In honor of Earth Week, the Daily editorial board wrote that the University should be more “green” and offered a number of suggestions to help meet that hard-to-pin-down goal. As vice president of University Services, I see green efforts every day. I want to make sure the call for more greenery doesn’t overshadow the many outstanding green programs already in place.
With spring weather finally here, green is fast becoming the most prominent color around the University. The Land Care division of Facilities Management does a spectacular job every spring beautifying the University, and they work hard to be environmentally correct. Many efforts — like sweeping streets and sidewalks as soon as possible in the spring to prevent the winter salt and sand from entering the storm sewers — typically go unnoticed but are undoubtedly important. Other efforts include using delayed-release fertilizer to reduce the amount of nitrogen in the turf and, yes, using some of the “natural fertilizer” produced by the livestock on the St. Paul campus. Now that’s green.
Students also work closely with Land Care on programs that provide learning opportunities while also benefitting the campus.
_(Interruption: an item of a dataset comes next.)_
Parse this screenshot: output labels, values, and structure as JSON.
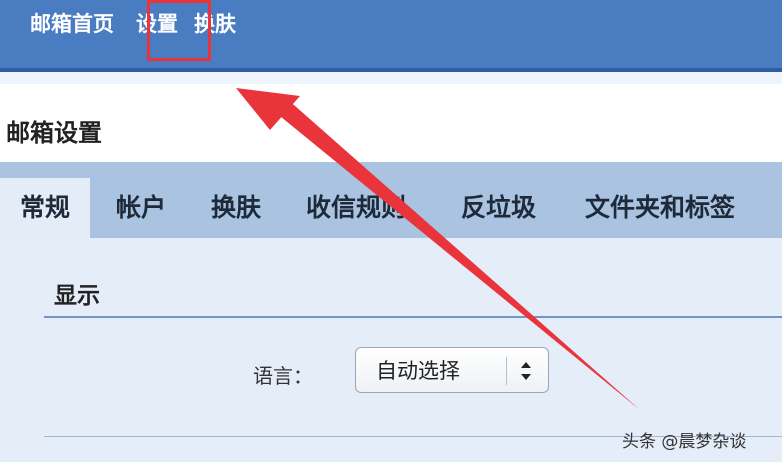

One example is the Teaching, Research and Extension Nursery on the St. Paul campus. Land Care provides the funds, and students plant, grow and study the trees and shrubs. When they’re mature, the stock is planted on campus. Another program gives horticultural design classes the opportunity to design and eventually plant garden areas. The plantings by the Law School and around Fraser, Scott, Eddy and Peik halls are results of design student work.
Green is also the color of the logo of the Department of Environmental Health and Safety. For 50 years, EHS has led the way with resources and services to assure a safe and healthy environment for the entire University community. EHS is the department behind the active waste reduction and the conservation of resources at the University. They’re also the people in charge of the Integrated Waste Management Facility, a central processing and storage facility that helps the University safely treat, process and dispose of hazardous waste. It also allows the University to recover more reusable chemicals, solvents and precious metals, and the University’s Chemical Safety Day Program accepts waste from other educational institutions, nonprofit organizations, government agencies and emergency response agencies.
Avocado green is the color of some of the unwanted but still useable furniture and other things handled by the recycling staff as part of the Reuse Program. Instead of throwing things in the trash, University departments can send unwanted desks, chairs or file cabinets to the Como Avenue Recycling Facility, where the equipment can be claimed by other departments for free or bought by the general public for a small fee. It’s not all avocado green; there actually is some really good stuff. Check out their Web site at umn.edu/recycle/reuse.html.
The Reuse Program is just one of the many good initiatives run by the University of Minnesota Recycling Program and is strongly supported by the students, faculty and staff on campus. It’s no accident that 2,357 tons of waste were recycled in 1998 — that’s more than 30 percent of the waste stream — and that the total tonnage of University-generated solid waste is down about 30 percent from where it was in the late 1980s.
Green is the color of the thousands of trees and shrubs that have been planted in the past five years as part of the Unitree Program. Unitree is a community tree-planting program created by the Tree Trust through a partnership between Foster Wheeler and the University of Minnesota. The program is a 25-year commitment that provides financial and technical support to community groups for tree planting projects within neighborhoods that surround the Twin Cities campus. In the past five years, neighborhood groups in Cedar-Riverside, Elliot Park, Marcy-Holmes, Phillips, Prospect Park, southeast Como, Seward, Como Park, Energy Park, St. Anthony Park and the city of Falcon Heights have planted trees as a result of the Unitree program.
Green is the color of envy of our new U-Pass program. (OK, this one is a bit of stretch, but stay with me.) When implemented at the start of fall semester, U-Pass will offer deepdiscounts on bus passes allowing unlimited rides, to go anywhere at anytime on any Twin Cities bus system. The program will save students as much as 76 percent on the cost of an average pass price, and staff will save about 35 percent. It’s expected to increase transit ridership by 40 percent over two years, adding more than 2,800 riders. That means fewer cars, which means less exhaust, which means cleaner air around the Twin Cities.
Finally, green is the color of some of the recycled paint being used in buildings around campus. The design and construction standards the University follows for new and remodeled buildings include a number of green considerations like recycled paint, light sensors, high-quality energy efficiency and the preservation of trees and shrubs. During the design of the new art building, planners used the Minnesota Sustainable Design Guide as a reference to take green architecture at the University as far as it has ever been.
This whole green analogy wouldn’t be complete without saying that green is the color of money and it’s important to note that the University is working in partnership with a variety of other agencies on many of these programs. NSP provides most of the mulch that goes around trees and in plant beds on campus, and the Minnesota Office of Environmental Assistance helps fund the recycling program. The Unitree program is the result of funding from Foster Wheeler, and the U-Pass program is the result of a Congestion Mitigation and Air Quality Improvement Program federal grant.
Of course, the most important partnership is within the University itself. Without the commitment of students, faculty and staff, the University wouldn’t be as green as it is and could never be as green as we hope it can be.